Speaking to Exeunt last week, writer Joshua Conkel remarked that ‘the theatre scene in New York is geared towards naturalism and quiet, thoughtful plays, so for something like [MilkMilkLemonade] to break through is really rare’. And it’s easy, in Rebecca Atkinson-Lord’s twinklingly carbonated production, to imagine that explosion and the cultish aftershock that’s seen it staged some 70 or 80 times since its first production in 2009.

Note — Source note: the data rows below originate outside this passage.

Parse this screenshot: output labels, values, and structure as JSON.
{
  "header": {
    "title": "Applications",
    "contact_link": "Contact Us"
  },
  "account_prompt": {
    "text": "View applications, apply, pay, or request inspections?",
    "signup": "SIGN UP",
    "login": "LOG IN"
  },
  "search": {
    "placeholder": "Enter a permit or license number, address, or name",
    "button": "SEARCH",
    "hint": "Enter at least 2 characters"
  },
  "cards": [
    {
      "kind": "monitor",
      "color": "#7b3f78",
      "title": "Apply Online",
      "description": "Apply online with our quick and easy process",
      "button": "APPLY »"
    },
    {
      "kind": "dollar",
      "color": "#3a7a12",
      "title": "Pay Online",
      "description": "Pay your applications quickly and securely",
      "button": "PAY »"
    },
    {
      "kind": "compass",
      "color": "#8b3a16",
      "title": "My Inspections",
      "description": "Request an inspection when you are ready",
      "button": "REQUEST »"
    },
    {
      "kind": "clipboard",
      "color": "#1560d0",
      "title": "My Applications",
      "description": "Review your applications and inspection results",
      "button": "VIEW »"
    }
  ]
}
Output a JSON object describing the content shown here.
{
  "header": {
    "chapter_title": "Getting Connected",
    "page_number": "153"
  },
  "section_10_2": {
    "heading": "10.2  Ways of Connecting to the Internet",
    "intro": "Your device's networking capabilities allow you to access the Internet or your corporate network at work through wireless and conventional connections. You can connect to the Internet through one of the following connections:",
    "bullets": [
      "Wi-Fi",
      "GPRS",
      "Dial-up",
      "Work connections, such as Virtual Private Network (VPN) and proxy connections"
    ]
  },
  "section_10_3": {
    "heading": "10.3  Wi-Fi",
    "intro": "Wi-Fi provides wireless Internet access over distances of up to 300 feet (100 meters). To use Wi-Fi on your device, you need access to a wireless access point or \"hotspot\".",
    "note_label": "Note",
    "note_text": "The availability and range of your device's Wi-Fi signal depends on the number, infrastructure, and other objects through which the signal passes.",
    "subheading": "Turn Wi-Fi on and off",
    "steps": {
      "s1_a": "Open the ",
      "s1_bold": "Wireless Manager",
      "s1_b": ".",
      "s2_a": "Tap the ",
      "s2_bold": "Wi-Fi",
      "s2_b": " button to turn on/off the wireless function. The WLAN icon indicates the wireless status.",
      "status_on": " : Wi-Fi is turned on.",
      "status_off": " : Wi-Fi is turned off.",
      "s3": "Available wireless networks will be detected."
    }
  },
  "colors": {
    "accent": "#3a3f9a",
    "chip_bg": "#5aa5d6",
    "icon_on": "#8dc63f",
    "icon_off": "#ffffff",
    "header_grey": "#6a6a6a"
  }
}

Bright eyed, bushy tailed, lo-fi but highly saturated, the story of a ribbon-twirling farm-boy twirling his way across barriers of gender, sexuality and all the plaid-shirted conventionality of his upbringing is buoyant, careful, care-free fun. But it’s not 2009, and we’re not in New York, instead we’re in a world in which the merz-y, poster-painted language of MilkMilkLemonade is the vocabulary de jour of experimental (and even not-very-experimental) theatre-makers everywhere, so though the mixture hasn’t curdled as it might have, some of the fizz has most definitely gone out of it.
Irrepressible teenager Emory (Daniel Francis-Swaby) dreams of talent-show fame, his chance to be lifted out of his humdrum rural life and the strictures of his bald, homophobic and increasingly demented Nanna (Benedict Hopper). He’s got two friends, a massive chicken named Linda (Laura Evelyn) who’s day of mechanised slaughter in The Machine is creeping close, and Elliot (Sophie Steer), a ‘mean and ugly’ local boy who rips into the teen for his sexuality in public, but enjoys secret sexual experimentation with him in the barn. It performs a neat reversal of the coming of age story, in that Emory begins comfortable with his own sexuality and his own identity, and that it’s through his wide-eyed confidence that the cruelties and foolishness of the society and the systems he exists within are revealed.
It’s cheerful stuff, essentially. It’s affirmative, and it’s humane and it’s even sort of raucous in places – but where it feels like everything should spring into a joyous non-focus, things begin to fall short of expectations. Part of the problem is that the material it self-consciously regurgitates, that it chews over, already feels processed and like it’s been often more insightfully processed by more mainstream media. It’s hard to see where this trumps King of the Hill or even The Simpsons in either textual or formal profundity. It dares us to find it daring, but it drags behind the times.
Conkel’s writing is actually at its best when it drops the pop-culture schtick and allows itself a little more lyricism, as in a chilling monologue from Nanna that describes the aging process as a relentless train of ants, and the conclusion which packs the sort of revolutionary utopian violence that can’t help making you feel a little warm and fuzzy inside. It’s only when Conkel cracks open a spring-fresh, green and supple concept that the vocabulary of pastiche begins to feel dry and languid. There are frequent overlaps with Action Hero’s genre-chewing 2013 show Hoke’s Bluff, but MilkMilkLemonade hits its stride less often and less convincingly.
Its use of the overused and the clichÃ©d feels comfortably realised in James Turner’s fun and flimsy setting, however, and there’s something of the ramshackle Howdy-Doody-Time about it that drips authentic American kitsch. The performances are fantastic too, particularly Francis-Swaby’s gawky but sensuous Emory and Hopper’s Dahlian Nanna.
Conkel’s play is eloquent on the ways in which gender roles and sexual roles are the processed products of a culture that reduces everything and everyone to a saleable product, and it speaks with brash and open-handed confidence. But as vital as its message remains, the medium itself has begun to look over-chewed.
Queer Collage Theatre: Alice Saville talks to Joshua Conkel about MilkMilkLemonade